Experts speaking to Texas paper Rumbo differ on the Pope's main purposein the United States: promoting peace in a world marred by war,reflecting on the role of Christianity in modern times, or perhapsaddressing the child abuse by clergy that have rocked the Church.
A fan of Pope John Paul II, Archbishop Gómez of San Antonio, says PopeBenedict XVI leaves a less open, more intellectual impression than theprevious leader. Elected at 58 years of age, John Paul II brought greatenergy to the position.
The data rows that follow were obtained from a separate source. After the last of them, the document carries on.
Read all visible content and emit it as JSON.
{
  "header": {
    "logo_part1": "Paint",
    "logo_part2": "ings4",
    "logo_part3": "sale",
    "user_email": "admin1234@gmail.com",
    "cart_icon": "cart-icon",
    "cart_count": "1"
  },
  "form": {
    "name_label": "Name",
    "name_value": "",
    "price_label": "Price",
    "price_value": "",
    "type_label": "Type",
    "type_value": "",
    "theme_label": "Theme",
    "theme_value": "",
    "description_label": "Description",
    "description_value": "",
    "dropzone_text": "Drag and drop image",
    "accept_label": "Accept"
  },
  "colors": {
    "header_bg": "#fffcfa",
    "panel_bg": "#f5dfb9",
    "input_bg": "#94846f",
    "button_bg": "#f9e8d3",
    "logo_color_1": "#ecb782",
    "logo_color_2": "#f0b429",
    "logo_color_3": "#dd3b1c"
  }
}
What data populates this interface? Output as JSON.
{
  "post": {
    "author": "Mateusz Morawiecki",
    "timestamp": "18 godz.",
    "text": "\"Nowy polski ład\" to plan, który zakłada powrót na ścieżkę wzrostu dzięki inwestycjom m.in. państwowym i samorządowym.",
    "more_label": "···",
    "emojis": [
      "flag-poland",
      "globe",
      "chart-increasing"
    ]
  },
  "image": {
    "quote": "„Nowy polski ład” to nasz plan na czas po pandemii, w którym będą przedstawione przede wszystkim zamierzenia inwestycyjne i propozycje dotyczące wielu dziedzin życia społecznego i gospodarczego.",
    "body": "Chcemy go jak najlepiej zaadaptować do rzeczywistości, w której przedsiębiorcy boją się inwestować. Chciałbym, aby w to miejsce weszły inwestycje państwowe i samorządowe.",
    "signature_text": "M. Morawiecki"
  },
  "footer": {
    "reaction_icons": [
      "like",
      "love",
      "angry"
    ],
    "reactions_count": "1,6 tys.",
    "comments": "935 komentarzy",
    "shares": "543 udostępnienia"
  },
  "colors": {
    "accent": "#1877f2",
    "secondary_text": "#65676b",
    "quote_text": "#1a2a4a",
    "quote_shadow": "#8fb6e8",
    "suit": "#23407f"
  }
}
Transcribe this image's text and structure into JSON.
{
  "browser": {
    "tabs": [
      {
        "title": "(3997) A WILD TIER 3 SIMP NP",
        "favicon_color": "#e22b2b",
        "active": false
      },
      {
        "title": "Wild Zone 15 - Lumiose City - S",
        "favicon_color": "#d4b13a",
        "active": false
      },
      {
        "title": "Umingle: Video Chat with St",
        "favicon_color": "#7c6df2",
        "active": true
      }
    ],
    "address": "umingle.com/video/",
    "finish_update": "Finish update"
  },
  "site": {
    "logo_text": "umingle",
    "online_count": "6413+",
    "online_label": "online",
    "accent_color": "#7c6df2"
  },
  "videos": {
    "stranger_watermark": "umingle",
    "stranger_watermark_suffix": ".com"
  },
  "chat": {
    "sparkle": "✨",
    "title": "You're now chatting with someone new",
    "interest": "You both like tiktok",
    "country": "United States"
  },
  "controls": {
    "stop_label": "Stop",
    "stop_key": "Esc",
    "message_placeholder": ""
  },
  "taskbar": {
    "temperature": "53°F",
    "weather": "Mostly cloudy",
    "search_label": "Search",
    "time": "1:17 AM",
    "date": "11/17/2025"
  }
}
By contrast, Gómez notes, the current Popeturns 81 on April 16. He says the visit will help people to feel a morepersonal connection with the new Pontiff, by seeing him and hearing himup close.
A former theology student who knew the Pope when he was still CardinalRatzinger gives a more personal view of the pontiff in El Pregonero,the Washington, D.C., Catholic archdiocese’s Spanish languagenewspaper. Though he was the second most important Vatican figure, DoraTobar writes, the Cardinal lived in a dormitory with other priests,including some of her friends. He was the only Cardinal there, becausemost high-ranking officials chose to live in private apartments ratherthan "employee" housing. When she got the chance to meet him in thedorm's cafeteria, she says, he struck a very elegant and tall, thoughtimid figure.
The Pope is not coming to solve political problems, asserts the Archbishop of Washington, D.C., Donald W. Wuerl in El Pregonero
."[The Pope] will be here to open peoples' hearts, to give us a message,each one of us, because every time he speaks, he teaches," says Wuerl.
The Pontiff's visit will reaffirm Catholics' faith and challenge themto be living proof of their beliefs, writes Pregonero director RafaelRoncal. The Pope will preside over a public mass in the Nationals Parkbaseball stadium. Diversity will be on display, Archbishop Wuerl says.Those watching around the world will see "the marvelous faces of everyethnic group where rich and poor fall into one single faith." Theministers, deacons and seminary students on the altar will reflect thediversity, as will the local community members bringing them offerings.The sermons will be delivered in both English and Spanish.
Also in the District of Columbia, on April 10, diverse groups defendingthe rights of immigrants petitioned that the metropolitan area bedeclared a "sanctuary city," according to Univision Online. Many citieshave that status, which prohibits local authorities from cooperatingwith federal agents on immigration matters. Meanwhile, some 80localities have approved laws opposing the arrival of undocumentedimmigrants.
The Pope is scheduled to tour the northeast from April 15 to April 20.
for a listing of alternate locations.